Happily, that was the worst part about Quincy. The teachers I worked with were engaged and willing to give this a try, even if they weren’t sure what they were getting into. We had five PE teachers, and it was so refreshing to have more than three participants. It’s amazing how even just a couple more makes all the difference in the world. I’ve taught this enough that I feel confident coming into a town, scouting it out, and teaching confidently without knowing all the details going into it. I’m much more comfortable winging it/playing it by ear now. I think the teachers can tell that I’m relaxed and competent and enjoy doing this.
Although we had a real concern about time this time — one of the teachers had to leave at 1:30 to coach a football game, two hours early — we got through everything in good time and didn’t have to sacrifice breaks or lunch. I was glad none of them wanted to be TS101 certified. That sped things up. One of them was also a bicyclist who owned a pretty nice bike, and that really helps too: One of their peers saying “When I ride my bike, I…” has a lot more credence than if I say the same thing.
Overall, I’d say it was a very good training. And now I know to never, ever stay at the Crescent Motel again.
I got home about 5:00 on Friday afternoon, having managed to miss almost all the traffic, which was excellent. Highway 2 was pretty, but not so spectacular in the rain. As usual, I came home exhausted. After the trainings, there’s all this follow-up work, and I always forget how draining teaching is. I work hard to be energetic, engaged, and enthusiastic, and that takes a lot of energy. Also, driving for 3.5 hours is amazingly tiring, maybe more so than riding my bike an equal time.
However, Dad and I did tentatively agree to do a bike ride Saturday morning, weather permitting. I woke up at 6:45 on Saturday and heard all the rain on the roof and knew that plan was out. But we quickly improvised and decided to hike up Mt. Si instead. Hiking is much nicer in the rain than biking. Along the way, we encountered a couple of our biking buddies coming down as we headed up. They, too, had evaluated the weather and opted for hiking.

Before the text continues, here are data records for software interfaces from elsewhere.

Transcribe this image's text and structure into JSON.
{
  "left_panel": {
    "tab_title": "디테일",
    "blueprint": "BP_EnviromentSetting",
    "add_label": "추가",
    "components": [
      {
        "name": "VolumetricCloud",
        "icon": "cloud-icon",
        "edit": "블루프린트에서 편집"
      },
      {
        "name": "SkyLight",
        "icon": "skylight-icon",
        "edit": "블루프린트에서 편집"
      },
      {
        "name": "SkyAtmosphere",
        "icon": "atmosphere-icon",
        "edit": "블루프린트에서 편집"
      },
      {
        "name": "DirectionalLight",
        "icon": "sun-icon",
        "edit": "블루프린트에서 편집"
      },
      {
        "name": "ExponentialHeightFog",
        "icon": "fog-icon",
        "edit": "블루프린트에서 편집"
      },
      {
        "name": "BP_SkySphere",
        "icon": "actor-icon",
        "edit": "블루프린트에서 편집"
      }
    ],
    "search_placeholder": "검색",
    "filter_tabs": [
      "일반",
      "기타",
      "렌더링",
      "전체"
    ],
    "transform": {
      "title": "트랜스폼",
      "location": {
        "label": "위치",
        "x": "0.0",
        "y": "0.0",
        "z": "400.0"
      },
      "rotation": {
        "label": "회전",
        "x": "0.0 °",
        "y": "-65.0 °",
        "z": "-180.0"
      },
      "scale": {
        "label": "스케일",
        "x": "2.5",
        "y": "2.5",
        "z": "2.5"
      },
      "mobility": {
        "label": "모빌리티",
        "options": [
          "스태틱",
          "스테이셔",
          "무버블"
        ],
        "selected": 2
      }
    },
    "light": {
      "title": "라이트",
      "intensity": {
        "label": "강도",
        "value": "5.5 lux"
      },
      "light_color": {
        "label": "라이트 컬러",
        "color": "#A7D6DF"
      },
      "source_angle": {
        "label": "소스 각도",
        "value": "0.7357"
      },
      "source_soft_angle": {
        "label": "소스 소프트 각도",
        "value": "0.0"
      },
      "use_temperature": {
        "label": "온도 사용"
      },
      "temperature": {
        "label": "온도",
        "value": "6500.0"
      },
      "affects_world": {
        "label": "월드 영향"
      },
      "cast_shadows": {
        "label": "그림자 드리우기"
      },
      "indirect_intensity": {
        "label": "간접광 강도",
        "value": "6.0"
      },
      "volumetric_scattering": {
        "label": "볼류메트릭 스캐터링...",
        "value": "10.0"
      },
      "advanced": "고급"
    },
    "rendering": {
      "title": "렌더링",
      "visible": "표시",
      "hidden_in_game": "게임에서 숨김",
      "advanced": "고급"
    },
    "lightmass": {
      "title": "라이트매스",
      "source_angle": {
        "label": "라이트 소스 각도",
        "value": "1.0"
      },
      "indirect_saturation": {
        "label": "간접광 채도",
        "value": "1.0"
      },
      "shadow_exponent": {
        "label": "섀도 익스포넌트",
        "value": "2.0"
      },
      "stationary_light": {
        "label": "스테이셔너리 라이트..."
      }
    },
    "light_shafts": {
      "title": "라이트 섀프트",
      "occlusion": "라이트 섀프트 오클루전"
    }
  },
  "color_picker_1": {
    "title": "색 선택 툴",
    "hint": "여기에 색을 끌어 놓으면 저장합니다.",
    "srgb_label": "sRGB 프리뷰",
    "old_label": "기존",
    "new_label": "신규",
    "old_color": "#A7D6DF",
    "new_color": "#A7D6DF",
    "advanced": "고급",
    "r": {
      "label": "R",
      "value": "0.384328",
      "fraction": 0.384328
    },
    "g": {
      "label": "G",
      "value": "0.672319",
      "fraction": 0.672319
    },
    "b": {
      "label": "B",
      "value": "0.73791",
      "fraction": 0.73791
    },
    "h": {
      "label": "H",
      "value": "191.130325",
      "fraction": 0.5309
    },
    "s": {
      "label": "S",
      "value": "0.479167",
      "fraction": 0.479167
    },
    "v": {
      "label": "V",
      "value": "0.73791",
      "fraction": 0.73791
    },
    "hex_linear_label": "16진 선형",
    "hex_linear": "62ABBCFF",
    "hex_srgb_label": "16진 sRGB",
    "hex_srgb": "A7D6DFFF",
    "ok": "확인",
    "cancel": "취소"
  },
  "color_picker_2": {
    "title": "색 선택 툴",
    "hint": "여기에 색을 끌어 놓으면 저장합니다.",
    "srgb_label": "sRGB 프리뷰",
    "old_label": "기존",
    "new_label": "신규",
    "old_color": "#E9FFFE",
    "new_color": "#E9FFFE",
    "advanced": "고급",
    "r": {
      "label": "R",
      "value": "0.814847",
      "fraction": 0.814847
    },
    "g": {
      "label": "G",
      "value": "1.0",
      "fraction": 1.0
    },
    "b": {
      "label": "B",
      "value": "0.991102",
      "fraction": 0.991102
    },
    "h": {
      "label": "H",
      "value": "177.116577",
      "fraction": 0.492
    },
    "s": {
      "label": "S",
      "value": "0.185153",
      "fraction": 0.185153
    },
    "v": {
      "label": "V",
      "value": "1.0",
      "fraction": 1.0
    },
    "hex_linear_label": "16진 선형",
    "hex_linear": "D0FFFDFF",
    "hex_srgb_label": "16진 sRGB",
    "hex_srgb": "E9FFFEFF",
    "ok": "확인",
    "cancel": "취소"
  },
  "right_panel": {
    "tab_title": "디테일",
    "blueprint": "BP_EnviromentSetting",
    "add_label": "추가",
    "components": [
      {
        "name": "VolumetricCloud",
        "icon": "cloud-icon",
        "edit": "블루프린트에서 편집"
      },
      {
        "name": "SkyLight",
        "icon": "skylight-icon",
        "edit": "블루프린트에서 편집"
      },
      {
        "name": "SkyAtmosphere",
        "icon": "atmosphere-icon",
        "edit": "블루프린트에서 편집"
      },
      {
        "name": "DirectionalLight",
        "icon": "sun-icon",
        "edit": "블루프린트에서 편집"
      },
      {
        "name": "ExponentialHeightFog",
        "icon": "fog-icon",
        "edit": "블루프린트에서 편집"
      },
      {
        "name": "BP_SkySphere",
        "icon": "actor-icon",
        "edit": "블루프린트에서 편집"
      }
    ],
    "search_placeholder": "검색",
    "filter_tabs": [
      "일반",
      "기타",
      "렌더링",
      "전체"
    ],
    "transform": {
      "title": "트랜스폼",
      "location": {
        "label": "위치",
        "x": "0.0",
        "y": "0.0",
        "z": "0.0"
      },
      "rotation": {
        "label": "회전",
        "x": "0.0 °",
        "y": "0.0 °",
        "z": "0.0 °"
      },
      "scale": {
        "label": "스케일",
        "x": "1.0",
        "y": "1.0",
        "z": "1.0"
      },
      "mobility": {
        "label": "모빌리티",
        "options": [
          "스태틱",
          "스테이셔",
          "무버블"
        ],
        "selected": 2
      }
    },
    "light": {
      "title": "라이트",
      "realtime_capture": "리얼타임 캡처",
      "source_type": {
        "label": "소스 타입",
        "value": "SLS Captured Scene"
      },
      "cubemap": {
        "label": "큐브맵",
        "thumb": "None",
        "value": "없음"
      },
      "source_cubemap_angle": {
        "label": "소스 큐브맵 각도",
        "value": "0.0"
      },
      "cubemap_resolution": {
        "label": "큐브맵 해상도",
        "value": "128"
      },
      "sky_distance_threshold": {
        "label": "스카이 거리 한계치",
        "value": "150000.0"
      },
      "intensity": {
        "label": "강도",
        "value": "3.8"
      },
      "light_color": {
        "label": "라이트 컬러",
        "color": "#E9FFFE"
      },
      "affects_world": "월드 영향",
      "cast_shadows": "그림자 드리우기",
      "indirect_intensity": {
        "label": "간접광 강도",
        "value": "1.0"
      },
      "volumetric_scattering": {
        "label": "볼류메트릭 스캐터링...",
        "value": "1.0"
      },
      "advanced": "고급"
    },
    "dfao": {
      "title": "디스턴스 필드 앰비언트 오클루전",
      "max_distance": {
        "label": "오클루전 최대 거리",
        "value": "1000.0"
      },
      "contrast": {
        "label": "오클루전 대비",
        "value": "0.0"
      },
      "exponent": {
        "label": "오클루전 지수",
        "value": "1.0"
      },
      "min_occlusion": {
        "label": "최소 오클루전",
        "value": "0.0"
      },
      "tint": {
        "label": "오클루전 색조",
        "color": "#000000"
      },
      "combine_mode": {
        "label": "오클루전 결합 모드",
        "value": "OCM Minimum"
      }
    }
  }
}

On clear days, you can see all the way to Seattle from Mt. Si. Here’s what we saw at the top today.
Back at the bottom, I played with my underwater camera a little bit more (more here).
See what I mean? Nothing exciting, but stuff did happen. Next week is looking low-key, and then the following week it’s off to Skagit Valley for another training. Oh, and tomorrow is the first Team Group Health event, their Annual Meeting (where we shell out all that $$ for team kit, racing licenses, and what-have-you). Excited and nervous about meeting my teammates.